Reproduce the entries that follow, exactly and in full.

Stored entries
::::::

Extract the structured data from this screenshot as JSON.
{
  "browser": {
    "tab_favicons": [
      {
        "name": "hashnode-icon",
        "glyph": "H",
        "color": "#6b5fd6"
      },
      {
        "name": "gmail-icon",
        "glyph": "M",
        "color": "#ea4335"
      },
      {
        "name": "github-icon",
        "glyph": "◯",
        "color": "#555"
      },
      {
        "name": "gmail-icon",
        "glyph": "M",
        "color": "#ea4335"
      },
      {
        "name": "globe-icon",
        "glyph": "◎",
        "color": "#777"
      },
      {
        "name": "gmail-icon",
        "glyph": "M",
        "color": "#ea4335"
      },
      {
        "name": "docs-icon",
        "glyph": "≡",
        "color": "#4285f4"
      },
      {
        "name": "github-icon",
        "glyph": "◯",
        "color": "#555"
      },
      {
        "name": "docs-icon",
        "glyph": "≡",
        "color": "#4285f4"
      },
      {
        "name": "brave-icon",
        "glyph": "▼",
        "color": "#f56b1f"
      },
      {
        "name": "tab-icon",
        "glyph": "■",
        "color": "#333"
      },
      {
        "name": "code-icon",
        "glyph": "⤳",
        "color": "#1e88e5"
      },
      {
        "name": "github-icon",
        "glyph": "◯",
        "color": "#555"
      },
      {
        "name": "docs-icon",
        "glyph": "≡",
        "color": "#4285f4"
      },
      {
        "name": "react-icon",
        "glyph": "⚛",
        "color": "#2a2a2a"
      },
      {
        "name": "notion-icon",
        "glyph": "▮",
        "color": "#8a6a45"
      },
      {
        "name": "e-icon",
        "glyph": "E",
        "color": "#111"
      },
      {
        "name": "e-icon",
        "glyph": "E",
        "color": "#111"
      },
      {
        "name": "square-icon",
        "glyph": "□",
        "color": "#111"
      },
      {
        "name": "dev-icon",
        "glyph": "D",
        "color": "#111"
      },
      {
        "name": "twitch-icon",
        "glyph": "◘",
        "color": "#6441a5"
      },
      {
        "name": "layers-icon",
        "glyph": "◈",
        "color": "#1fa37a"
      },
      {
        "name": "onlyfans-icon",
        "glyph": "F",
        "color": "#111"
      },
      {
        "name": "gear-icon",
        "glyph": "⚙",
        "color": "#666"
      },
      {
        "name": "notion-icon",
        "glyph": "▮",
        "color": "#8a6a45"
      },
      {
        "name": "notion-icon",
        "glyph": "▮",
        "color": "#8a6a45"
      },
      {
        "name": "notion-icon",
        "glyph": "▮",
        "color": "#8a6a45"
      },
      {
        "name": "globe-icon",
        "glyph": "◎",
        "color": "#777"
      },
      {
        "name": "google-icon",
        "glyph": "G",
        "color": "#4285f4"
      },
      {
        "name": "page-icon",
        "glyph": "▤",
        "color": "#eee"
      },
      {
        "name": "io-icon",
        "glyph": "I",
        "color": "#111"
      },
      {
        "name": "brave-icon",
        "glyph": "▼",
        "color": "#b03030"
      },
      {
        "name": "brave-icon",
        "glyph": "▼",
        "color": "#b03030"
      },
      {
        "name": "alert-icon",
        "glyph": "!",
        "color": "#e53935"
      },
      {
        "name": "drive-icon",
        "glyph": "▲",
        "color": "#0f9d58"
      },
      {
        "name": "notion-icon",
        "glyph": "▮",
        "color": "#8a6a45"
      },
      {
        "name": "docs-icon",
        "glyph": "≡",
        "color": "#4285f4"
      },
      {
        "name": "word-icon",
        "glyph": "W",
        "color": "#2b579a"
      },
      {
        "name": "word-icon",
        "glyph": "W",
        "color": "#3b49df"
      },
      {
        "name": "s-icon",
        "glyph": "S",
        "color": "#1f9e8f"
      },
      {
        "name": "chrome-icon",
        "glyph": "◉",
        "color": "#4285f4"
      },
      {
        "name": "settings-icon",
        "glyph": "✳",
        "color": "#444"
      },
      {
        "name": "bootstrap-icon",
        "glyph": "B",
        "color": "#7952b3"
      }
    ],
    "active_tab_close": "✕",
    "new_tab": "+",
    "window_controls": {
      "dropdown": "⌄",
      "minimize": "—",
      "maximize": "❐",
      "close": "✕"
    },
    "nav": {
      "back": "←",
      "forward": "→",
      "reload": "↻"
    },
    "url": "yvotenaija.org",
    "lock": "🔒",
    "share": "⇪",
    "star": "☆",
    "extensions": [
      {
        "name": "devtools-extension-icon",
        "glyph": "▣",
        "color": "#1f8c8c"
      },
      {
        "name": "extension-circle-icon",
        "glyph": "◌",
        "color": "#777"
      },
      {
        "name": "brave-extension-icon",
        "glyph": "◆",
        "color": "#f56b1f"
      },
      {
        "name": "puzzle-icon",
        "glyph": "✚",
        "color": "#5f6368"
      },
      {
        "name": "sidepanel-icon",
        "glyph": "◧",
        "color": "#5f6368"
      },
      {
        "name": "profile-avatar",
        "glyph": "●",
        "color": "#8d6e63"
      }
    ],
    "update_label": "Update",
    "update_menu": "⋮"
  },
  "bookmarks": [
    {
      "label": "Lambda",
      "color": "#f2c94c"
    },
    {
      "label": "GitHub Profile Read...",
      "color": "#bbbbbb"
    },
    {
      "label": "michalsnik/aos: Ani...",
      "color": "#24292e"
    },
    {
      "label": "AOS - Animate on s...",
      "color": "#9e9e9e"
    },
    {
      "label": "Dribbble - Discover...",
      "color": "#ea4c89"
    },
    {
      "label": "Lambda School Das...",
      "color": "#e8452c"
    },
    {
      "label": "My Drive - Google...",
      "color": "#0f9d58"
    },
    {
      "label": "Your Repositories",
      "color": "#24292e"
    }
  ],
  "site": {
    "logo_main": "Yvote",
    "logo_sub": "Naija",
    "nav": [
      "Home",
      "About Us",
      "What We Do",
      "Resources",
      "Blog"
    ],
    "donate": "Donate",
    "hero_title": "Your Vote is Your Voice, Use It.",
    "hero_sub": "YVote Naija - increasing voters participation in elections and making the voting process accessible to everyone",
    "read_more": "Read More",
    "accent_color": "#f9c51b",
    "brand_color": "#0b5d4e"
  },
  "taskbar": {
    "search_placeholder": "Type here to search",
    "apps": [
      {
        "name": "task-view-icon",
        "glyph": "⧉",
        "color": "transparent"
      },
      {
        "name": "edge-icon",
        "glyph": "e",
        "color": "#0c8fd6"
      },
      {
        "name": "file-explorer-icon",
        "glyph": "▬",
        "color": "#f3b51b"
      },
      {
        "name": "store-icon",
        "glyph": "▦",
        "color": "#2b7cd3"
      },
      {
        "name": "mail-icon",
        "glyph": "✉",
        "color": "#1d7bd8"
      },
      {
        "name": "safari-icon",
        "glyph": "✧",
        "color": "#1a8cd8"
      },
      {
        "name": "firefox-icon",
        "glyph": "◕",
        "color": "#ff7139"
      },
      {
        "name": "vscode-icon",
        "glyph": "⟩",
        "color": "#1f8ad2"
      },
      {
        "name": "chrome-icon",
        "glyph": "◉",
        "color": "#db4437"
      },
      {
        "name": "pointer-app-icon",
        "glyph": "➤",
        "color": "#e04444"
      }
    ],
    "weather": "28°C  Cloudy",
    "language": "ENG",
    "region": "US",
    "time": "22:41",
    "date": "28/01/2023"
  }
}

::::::

# TASK ANSWER
Extract the structured data from this screenshot as JSON.
{
  "browser": {
    "tab_favicons": [
      {
        "name": "hashnode-icon",
        "glyph": "H",
        "color": "#6b5fd6"
      },
      {
        "name": "gmail-icon",
        "glyph": "M",
        "color": "#ea4335"
      },
      {
        "name": "github-icon",
        "glyph": "◯",
        "color": "#555"
      },
      {
        "name": "gmail-icon",
        "glyph": "M",
        "color": "#ea4335"
      },
      {
        "name": "globe-icon",
        "glyph": "◎",
        "color": "#777"
      },
      {
        "name": "gmail-icon",
        "glyph": "M",
        "color": "#ea4335"
      },
      {
        "name": "docs-icon",
        "glyph": "≡",
        "color": "#4285f4"
      },
      {
        "name": "github-icon",
        "glyph": "◯",
        "color": "#555"
      },
      {
        "name": "docs-icon",
        "glyph": "≡",
        "color": "#4285f4"
      },
      {
        "name": "brave-icon",
        "glyph": "▼",
        "color": "#f56b1f"
      },
      {
        "name": "tab-icon",
        "glyph": "■",
        "color": "#333"
      },
      {
        "name": "code-icon",
        "glyph": "⤳",
        "color": "#1e88e5"
      },
      {
        "name": "github-icon",
        "glyph": "◯",
        "color": "#555"
      },
      {
        "name": "docs-icon",
        "glyph": "≡",
        "color": "#4285f4"
      },
      {
        "name": "react-icon",
        "glyph": "⚛",
        "color": "#2a2a2a"
      },
      {
        "name": "notion-icon",
        "glyph": "▮",
        "color": "#8a6a45"
      },
      {
        "name": "e-icon",
        "glyph": "E",
        "color": "#111"
      },
      {
        "name": "e-icon",
        "glyph": "E",
        "color": "#111"
      },
      {
        "name": "square-icon",
        "glyph": "□",
        "color": "#111"
      },
      {
        "name": "dev-icon",
        "glyph": "D",
        "color": "#111"
      },
      {
        "name": "twitch-icon",
        "glyph": "◘",
        "color": "#6441a5"
      },
      {
        "name": "layers-icon",
        "glyph": "◈",
        "color": "#1fa37a"
      },
      {
        "name": "onlyfans-icon",
        "glyph": "F",
        "color": "#111"
      },
      {
        "name": "gear-icon",
        "glyph": "⚙",
        "color": "#666"
      },
      {
        "name": "notion-icon",
        "glyph": "▮",
        "color": "#8a6a45"
      },
      {
        "name": "notion-icon",
        "glyph": "▮",
        "color": "#8a6a45"
      },
      {
        "name": "notion-icon",
        "glyph": "▮",
        "color": "#8a6a45"
      },
      {
        "name": "globe-icon",
        "glyph": "◎",
        "color": "#777"
      },
      {
        "name": "google-icon",
        "glyph": "G",
        "color": "#4285f4"
      },
      {
        "name": "page-icon",
        "glyph": "▤",
        "color": "#eee"
      },
      {
        "name": "io-icon",
        "glyph": "I",
        "color": "#111"
      },
      {
        "name": "brave-icon",
        "glyph": "▼",
        "color": "#b03030"
      },
      {
        "name": "brave-icon",
        "glyph": "▼",
        "color": "#b03030"
      },
      {
        "name": "alert-icon",
        "glyph": "!",
        "color": "#e53935"
      },
      {
        "name": "drive-icon",
        "glyph": "▲",
        "color": "#0f9d58"
      },
      {
        "name": "notion-icon",
        "glyph": "▮",
        "color": "#8a6a45"
      },
      {
        "name": "docs-icon",
        "glyph": "≡",
        "color": "#4285f4"
      },
      {
        "name": "word-icon",
        "glyph": "W",
        "color": "#2b579a"
      },
      {
        "name": "word-icon",
        "glyph": "W",
        "color": "#3b49df"
      },
      {
        "name": "s-icon",
        "glyph": "S",
        "color": "#1f9e8f"
      },
      {
        "name": "chrome-icon",
        "glyph": "◉",
        "color": "#4285f4"
      },
      {
        "name": "settings-icon",
        "glyph": "✳",
        "color": "#444"
      },
      {
        "name": "bootstrap-icon",
        "glyph": "B",
        "color": "#7952b3"
      }
    ],
    "active_tab_close": "✕",
    "new_tab": "+",
    "window_controls": {
      "dropdown": "⌄",
      "minimize": "—",
      "maximize": "❐",
      "close": "✕"
    },
    "nav": {
      "back": "←",
      "forward": "→",
      "reload": "↻"
    },
    "url": "yvotenaija.org",
    "lock": "🔒",
    "share": "⇪",
    "star": "☆",
    "extensions": [
      {
        "name": "devtools-extension-icon",
        "glyph": "▣",
        "color": "#1f8c8c"
      },
      {
        "name": "extension-circle-icon",
        "glyph": "◌",
        "color": "#777"
      },
      {
        "name": "brave-extension-icon",
        "glyph": "◆",
        "color": "#f56b1f"
      },
      {
        "name": "puzzle-icon",
        "glyph": "✚",
        "color": "#5f6368"
      },
      {
        "name": "sidepanel-icon",
        "glyph": "◧",
        "color": "#5f6368"
      },
      {
        "name": "profile-avatar",
        "glyph": "●",
        "color": "#8d6e63"
      }
    ],
    "update_label": "Update",
    "update_menu": "⋮"
  },
  "bookmarks": [
    {
      "label": "Lambda",
      "color": "#f2c94c"
    },
    {
      "label": "GitHub Profile Read...",
      "color": "#bbbbbb"
    },
    {
      "label": "michalsnik/aos: Ani...",
      "color": "#24292e"
    },
    {
      "label": "AOS - Animate on s...",
      "color": "#9e9e9e"
    },
    {
      "label": "Dribbble - Discover...",
      "color": "#ea4c89"
    },
    {
      "label": "Lambda School Das...",
      "color": "#e8452c"
    },
    {
      "label": "My Drive - Google...",
      "color": "#0f9d58"
    },
    {
      "label": "Your Repositories",
      "color": "#24292e"
    }
  ],
  "site": {
    "logo_main": "Yvote",
    "logo_sub": "Naija",
    "nav": [
      "Home",
      "About Us",
      "What We Do",
      "Resources",
      "Blog"
    ],
    "donate": "Donate",
    "hero_title": "Your Vote is Your Voice, Use It.",
    "hero_sub": "YVote Naija - increasing voters participation in elections and making the voting process accessible to everyone",
    "read_more": "Read More",
    "accent_color": "#f9c51b",
    "brand_color": "#0b5d4e"
  },
  "taskbar": {
    "search_placeholder": "Type here to search",
    "apps": [
      {
        "name": "task-view-icon",
        "glyph": "⧉",
        "color": "transparent"
      },
      {
        "name": "edge-icon",
        "glyph": "e",
        "color": "#0c8fd6"
      },
      {
        "name": "file-explorer-icon",
        "glyph": "▬",
        "color": "#f3b51b"
      },
      {
        "name": "store-icon",
        "glyph": "▦",
        "color": "#2b7cd3"
      },
      {
        "name": "mail-icon",
        "glyph": "✉",
        "color": "#1d7bd8"
      },
      {
        "name": "safari-icon",
        "glyph": "✧",
        "color": "#1a8cd8"
      },
      {
        "name": "firefox-icon",
        "glyph": "◕",
        "color": "#ff7139"
      },
      {
        "name": "vscode-icon",
        "glyph": "⟩",
        "color": "#1f8ad2"
      },
      {
        "name": "chrome-icon",
        "glyph": "◉",
        "color": "#db4437"
      },
      {
        "name": "pointer-app-icon",
        "glyph": "➤",
        "color": "#e04444"
      }
    ],
    "weather": "28°C  Cloudy",
    "language": "ENG",
    "region": "US",
    "time": "22:41",
    "date": "28/01/2023"
  }
}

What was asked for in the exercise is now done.